The initiative is funded by the United States Agency for International Development (USAID)—through the U.S. President’s Malaria Initiative (PMI)—and implemented in Ethiopia by ICAP under the leadership and guidance of the Ministry of Health and Ethiopian Public Health Institute (EPHI). ICAP has spent nearly 14 years actively working to improve malaria diagnosis in Ethiopia through the President’s Malaria Initiative.
ICAP collaborated closely with the Benishangul Gumuz Regional Health Bureau to plan and organize the mobile teams and provided rigorous training and ongoing mentorship to the clinicians chosen to staff them. ICAP also provided malaria case management registers and reporting tools to all the sites where the teams were deployed and trained the staff in their use.
The initiative has demonstrated the importance of early detection and on-the-spot care for malaria.
The mobile health teams “not only improved the migrant workers’ health status, but also positively impacted their economic well-being,” said Yonas Temesgen, MD, ICAP’s private and workplace health facilities support advisor in Ethiopia.
Malaria is one of the biggest threats to health in Ethiopia, where more than two-thirds of the population lives in high-risk areas and over 1.5 million cases are reported annually. Along with showcasing a successful model for providing effective malaria diagnosis and treatment services to marginalized and hard-to-reach communities, the mobile health service team is generating data that can be used by health authorities to develop better policies and programming.

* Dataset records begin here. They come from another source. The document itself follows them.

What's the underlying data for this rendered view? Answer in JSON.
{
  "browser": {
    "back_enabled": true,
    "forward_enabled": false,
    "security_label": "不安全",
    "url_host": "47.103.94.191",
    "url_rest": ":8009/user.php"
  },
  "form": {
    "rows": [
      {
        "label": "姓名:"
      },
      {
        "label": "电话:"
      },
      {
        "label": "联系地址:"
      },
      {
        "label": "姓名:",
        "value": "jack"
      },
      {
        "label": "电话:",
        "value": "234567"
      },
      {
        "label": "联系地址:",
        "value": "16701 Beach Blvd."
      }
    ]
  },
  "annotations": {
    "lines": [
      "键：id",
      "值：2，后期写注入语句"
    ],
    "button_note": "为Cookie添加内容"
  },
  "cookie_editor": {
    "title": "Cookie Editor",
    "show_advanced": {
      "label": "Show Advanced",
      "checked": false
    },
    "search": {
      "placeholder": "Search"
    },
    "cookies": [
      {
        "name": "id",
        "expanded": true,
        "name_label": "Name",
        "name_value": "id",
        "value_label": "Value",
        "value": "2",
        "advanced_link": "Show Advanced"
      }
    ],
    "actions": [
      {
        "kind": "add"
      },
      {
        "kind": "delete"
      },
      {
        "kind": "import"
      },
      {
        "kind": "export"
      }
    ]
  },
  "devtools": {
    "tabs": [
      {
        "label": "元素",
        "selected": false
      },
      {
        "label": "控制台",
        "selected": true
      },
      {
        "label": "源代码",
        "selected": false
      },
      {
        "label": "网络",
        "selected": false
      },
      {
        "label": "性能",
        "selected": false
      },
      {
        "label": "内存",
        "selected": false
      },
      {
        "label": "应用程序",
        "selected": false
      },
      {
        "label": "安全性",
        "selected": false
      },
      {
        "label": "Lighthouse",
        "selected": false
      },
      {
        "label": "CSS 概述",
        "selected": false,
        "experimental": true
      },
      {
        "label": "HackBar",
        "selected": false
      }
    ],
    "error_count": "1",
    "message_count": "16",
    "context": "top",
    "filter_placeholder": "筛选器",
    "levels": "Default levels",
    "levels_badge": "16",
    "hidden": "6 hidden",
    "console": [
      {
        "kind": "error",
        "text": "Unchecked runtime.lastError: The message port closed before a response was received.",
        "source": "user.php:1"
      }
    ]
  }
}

“ICAP remains committed to closely collaborating with the Ministry of Health and regional health bureaus to develop customized malaria interventions that are specifically designed to address the unique needs of different communities, including mobile workers in local gold mining sites,” said Zenebe Merlaku, MD, ICAP’s country director in Ethiopia.
A major global health organization that has been improving public health in countries around the world for two decades, ICAP works to transform the health of populations through innovation, science, and global collaboration. Based at Columbia Mailman School of Public Health, ICAP has projects in more than 40 countries, working side-by-side with ministries of health and local governmental, non-governmental, academic, and community partners to confront some of the world’s greatest health challenges. Through evidence-informed programs, meaningful research, tailored technical assistance, effective training and education programs, and rigorous surveillance to measure and evaluate the impact of public health interventions, ICAP aims to realize a global vision of healthy people, empowered communities, and thriving societies. Online at icap.columbia.edu